Basically, keep the RayDAT as master, connect the ADA8000 ADAT in and out optically to a RayDAT ADAT pair and set it to external (slave) sync to ADAT and it will just work. I’ve done this with multiple devices and mixed with MOTU devices (828MkII’s). If a preamp has an S/PDIF or AES-EBU input it should also be possible to sync it to the RayDAT … for example, if you retained the EMU 1616M on a separate computer you could send either ADAT or S/PDIF to it and set it to slave to the RayDAT. Don’t forget also that you can use the RayDAT’s S/PDIF and AES as two separate and independent stereo channels (2 stereo ins and 2 stereo outs), so you could have a 2-channel preamp coming in on S/PDIF, a stereo monitor amp on the S/PDIF output, another 2-channel preamp coming in on AES (XLR) and finally a stereo headphone channel going out on AES. After that, you still have 32 in and 32 outs available via ADAT
The main problems are when you want to connect a preamp that only has an S/PDIF output … this is common with many guitar effects and pedals. There’s no way to get these to sync to another device; the only option there is to sync the RayDAT to the device, in which case you lose out on the quality of the clock from the RayDAT. One notable exception in the guitar world for example is the Behringer V-Amp Pro (the 19" rack version) which has a word clock input – which brings me neatly to word clock.

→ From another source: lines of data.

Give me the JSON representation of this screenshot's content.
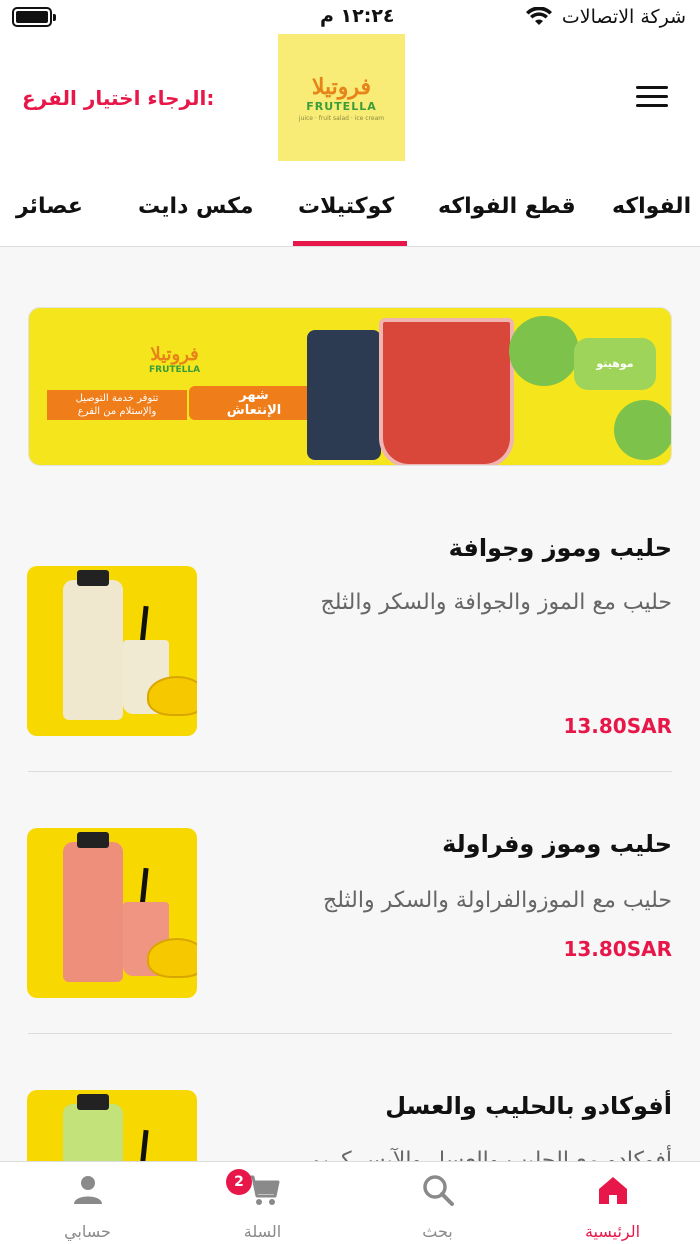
{
  "status_bar": {
    "carrier": "شركة الاتصالات",
    "time": "١٢:٢٤ م"
  },
  "header": {
    "branch_prompt": "الرجاء اختيار الفرع:",
    "logo_ar": "فروتيلا",
    "logo_en": "FRUTELLA",
    "logo_tagline": "juice · fruit salad · ice cream"
  },
  "tabs": [
    {
      "label": "الفواكه"
    },
    {
      "label": "قطع الفواكه"
    },
    {
      "label": "كوكتيلات"
    },
    {
      "label": "مكس دايت"
    },
    {
      "label": "عصائر"
    }
  ],
  "active_tab_index": 2,
  "banner": {
    "logo_ar": "فروتيلا",
    "logo_en": "FRUTELLA",
    "badge_line1": "شهر",
    "badge_line2": "الإنتعاش",
    "delivery_line1": "تتوفر خدمة التوصيل",
    "delivery_line2": "والإستلام من الفرع",
    "tag": "موهيتو"
  },
  "products": [
    {
      "name": "حليب وموز وجوافة",
      "description": "حليب مع الموز والجوافة والسكر والثلج",
      "price": "13.80SAR",
      "bottle_color": "#efe8cf",
      "glass_color": "#f1ead3"
    },
    {
      "name": "حليب وموز وفراولة",
      "description": "حليب مع الموزوالفراولة والسكر والثلج",
      "price": "13.80SAR",
      "bottle_color": "#ee8f7c",
      "glass_color": "#ef9582"
    },
    {
      "name": "أفوكادو بالحليب والعسل",
      "description": "أفوكادو مع الحليب والعسل والآيس كريم",
      "price": "",
      "bottle_color": "#c4e27a",
      "glass_color": "#c4e27a"
    }
  ],
  "bottom_nav": {
    "items": [
      {
        "label": "الرئيسية",
        "icon": "home-icon"
      },
      {
        "label": "بحث",
        "icon": "search-icon"
      },
      {
        "label": "السلة",
        "icon": "cart-icon"
      },
      {
        "label": "حسابي",
        "icon": "person-icon"
      }
    ],
    "cart_count": "2"
  },
  "colors": {
    "accent": "#e8174a",
    "logo_bg": "#f8ec76",
    "banner_bg": "#f4e51d",
    "product_bg": "#f7d800"
  }
}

If the budget allows, I’d strongly recommend getting the WCM along with the RayDAT as this adds word clock in and out, however it could always be added later. I’m still kicking myself for not getting the EMU word clock module when I bought my EMU 1212M years ago, while they were still on the market!
In a nutshell, as far as sync in concerned, with the RayDAT as master, what you need to be able to do is send an output to the input of each device that you want to operate in sync – and each of those devices must allow itself to be set to external sync as well! A device which has no digital inputs at all cannot be slave-synced to anything.

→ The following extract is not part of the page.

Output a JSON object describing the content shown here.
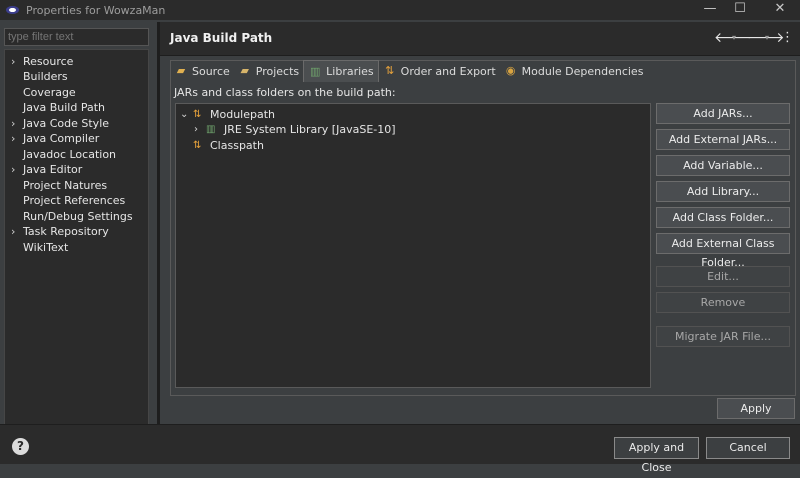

I’ve had a look at your thread over on Gearslutz and it’s all pretty good advice as far as I can see, although I wouldn’t worry too much about the recommendation to use the clock in the converters as opposed to the RayDAT (unless of course, you have very, very good converters!). Why that advice is given (and this applies to A/D conversion only, i.e. recording) is explained by Hugh Robjohns in an SOS article. Note however that if you use word clock to the converter (ADA8000 in your case), this “interface jitter” won’t happen; another argument for word clock. Hugh writes a more in-depth article on the subject here and if you want some real food for thought then have a look at his article on whether or not anyone benefits from a dedicated digital master clock at all!
Finally, don’t forget that RME’s TotalMix is simply awesome (not a word I use lightly, as is the fashion!). Think PatchMIX on steroids.